I wouldn't worry about hostesses at home. After all, the good family will have separate entrances for men and women and have their meals in separate rooms for each to avoid the chance of the man seeing his sister-in-law.

I don't think anyone should have a problem with a closed community creating a takana about this. It's when people from that community then go visiting elsewhere and say "No nu, you allow your women to walk around like prutzos without overcoats on?" that's when the problems begin.

Anonymous said...

I think that it is a matter of striking a balance. On the one hand you do not want women walking around in a manner that will cause automobile accidents from distracted male drivers. On the other hand you do not want to take away womens self esteem. Nor do you want to dampen enthusiasm between married couples.
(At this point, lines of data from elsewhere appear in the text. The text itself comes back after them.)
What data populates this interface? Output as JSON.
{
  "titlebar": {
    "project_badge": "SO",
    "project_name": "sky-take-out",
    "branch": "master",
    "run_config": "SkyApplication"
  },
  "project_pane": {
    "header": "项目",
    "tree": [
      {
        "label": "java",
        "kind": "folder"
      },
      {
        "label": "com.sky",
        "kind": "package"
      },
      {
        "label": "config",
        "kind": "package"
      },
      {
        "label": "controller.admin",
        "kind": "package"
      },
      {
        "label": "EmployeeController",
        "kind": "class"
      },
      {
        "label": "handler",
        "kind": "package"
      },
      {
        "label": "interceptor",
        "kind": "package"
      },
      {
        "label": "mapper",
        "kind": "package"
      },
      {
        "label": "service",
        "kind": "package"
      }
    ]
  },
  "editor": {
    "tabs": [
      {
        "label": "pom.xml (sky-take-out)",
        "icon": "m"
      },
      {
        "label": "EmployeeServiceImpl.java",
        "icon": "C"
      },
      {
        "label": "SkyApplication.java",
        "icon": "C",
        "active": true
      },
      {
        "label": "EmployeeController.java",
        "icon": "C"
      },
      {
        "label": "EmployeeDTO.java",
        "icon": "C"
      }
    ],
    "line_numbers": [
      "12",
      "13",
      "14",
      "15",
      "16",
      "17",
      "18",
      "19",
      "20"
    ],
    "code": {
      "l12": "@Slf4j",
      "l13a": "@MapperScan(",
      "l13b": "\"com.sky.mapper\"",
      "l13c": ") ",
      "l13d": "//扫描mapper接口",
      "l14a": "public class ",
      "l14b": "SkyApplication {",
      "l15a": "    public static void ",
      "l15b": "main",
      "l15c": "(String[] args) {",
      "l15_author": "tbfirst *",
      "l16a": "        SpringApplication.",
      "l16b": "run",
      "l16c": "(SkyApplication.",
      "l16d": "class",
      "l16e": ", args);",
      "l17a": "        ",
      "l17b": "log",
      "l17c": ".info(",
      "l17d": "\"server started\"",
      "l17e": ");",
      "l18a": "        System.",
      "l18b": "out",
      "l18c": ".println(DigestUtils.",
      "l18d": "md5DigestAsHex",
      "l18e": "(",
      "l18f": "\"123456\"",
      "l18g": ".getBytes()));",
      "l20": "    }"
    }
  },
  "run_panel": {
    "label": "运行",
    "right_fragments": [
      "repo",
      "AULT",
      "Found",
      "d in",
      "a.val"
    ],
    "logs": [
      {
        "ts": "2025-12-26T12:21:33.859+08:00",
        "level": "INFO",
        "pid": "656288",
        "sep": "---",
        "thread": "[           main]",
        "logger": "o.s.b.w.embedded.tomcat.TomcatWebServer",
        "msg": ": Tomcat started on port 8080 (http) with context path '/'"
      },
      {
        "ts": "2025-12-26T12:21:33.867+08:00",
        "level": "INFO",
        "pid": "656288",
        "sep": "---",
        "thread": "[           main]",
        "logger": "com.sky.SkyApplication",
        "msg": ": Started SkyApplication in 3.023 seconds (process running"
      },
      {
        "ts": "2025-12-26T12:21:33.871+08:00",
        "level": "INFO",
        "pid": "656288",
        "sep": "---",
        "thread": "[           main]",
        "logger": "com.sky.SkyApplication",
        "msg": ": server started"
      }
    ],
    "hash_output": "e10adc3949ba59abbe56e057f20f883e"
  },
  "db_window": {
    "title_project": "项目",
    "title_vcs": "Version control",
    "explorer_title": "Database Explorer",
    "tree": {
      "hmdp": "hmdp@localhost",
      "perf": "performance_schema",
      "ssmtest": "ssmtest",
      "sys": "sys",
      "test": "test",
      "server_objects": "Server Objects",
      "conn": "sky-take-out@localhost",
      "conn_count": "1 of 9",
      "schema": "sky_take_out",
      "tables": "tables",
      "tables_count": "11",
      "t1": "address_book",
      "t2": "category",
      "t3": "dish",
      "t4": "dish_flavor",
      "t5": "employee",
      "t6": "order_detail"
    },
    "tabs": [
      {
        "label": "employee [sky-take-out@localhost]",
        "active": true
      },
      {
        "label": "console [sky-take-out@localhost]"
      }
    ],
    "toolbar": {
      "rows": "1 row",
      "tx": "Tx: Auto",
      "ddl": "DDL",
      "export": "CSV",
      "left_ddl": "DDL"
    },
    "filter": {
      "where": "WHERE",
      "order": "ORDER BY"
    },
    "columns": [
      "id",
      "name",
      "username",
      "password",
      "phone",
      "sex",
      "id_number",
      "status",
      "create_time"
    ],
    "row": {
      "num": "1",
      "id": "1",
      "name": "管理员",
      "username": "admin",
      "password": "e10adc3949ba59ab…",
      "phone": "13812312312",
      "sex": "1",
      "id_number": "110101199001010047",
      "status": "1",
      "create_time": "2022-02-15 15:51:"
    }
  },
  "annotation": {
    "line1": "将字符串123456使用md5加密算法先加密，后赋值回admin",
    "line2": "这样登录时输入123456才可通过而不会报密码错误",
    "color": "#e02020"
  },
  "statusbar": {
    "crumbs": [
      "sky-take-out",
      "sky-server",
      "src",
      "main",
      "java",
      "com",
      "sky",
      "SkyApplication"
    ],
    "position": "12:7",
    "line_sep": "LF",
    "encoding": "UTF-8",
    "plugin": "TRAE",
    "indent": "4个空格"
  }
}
I know that we are supposed to be spiritual and all but nature is nature. A woman should be attractive to her husband (and vise versa). For his sake and for hers. Whether or not most men realize it,they will have a better sense of well being if their wife is well dressed as opposed to in a burqa.

This is why I am against setting up a beit din with rules over these issues. Just because we have a verse that says sheker ha chen and hevel hayofi does not mea that we should be like the society in Oceana from the book 1984, which demeaned the whole concept of beauty because they felt that the distraction was dangerous for society.

I will even say that there is a torah president for what I am saying. The woman adorned themselves in Egypt in order to entice their husbands who were otherwise to warn down from the drudgery around them. This is one of the acts in which we merited yetzias mitzrayim. We are in galus with drudgery al around us whether from work or other stresses. Trying to be spiritual in todays world is very difficult. I do not mean because of the pritzos enviornment. I mean because it is that much harder for people to feel content and happy with their life.

There is no commandment that says "Thou shalt walk around with grey clothing and miserable facial expressions from the Soviet bread-line era." This is not going to get us out of galus. Just the opposite is true.

Down with drudgery!!!!!!!!!!

The Five + of Us said...

How about overcoats for the men.... over their faces.

Then they can focus their internal gaze on their own midot, without having to worry about exposing themselves to anything. Meanwhile, the Nashot Chayil of Klal Yisrael can continue their daily lives in modesty, as they have done for two millenia.

The guidelines of tzniut are meant to uplift our society as a whole, not to stifle and suffocate women with overcoats.

(Next thing you know, the rabbanim will outlaw flowers planted in the street because they remind some men of women in Shabbat dresses).

Where will it end?


Leah Goodman said...

As someone who sweats easily and profusely, I am constantly frustrated by the "tzniyus" situation.

I just don't see how my galdarn elbows are so enticing...

Anonymous said...

Did anyone notice that the Rabbis mentioned neither came up with the idea, nor gave a pasak that it is required? They just think it is a good idea.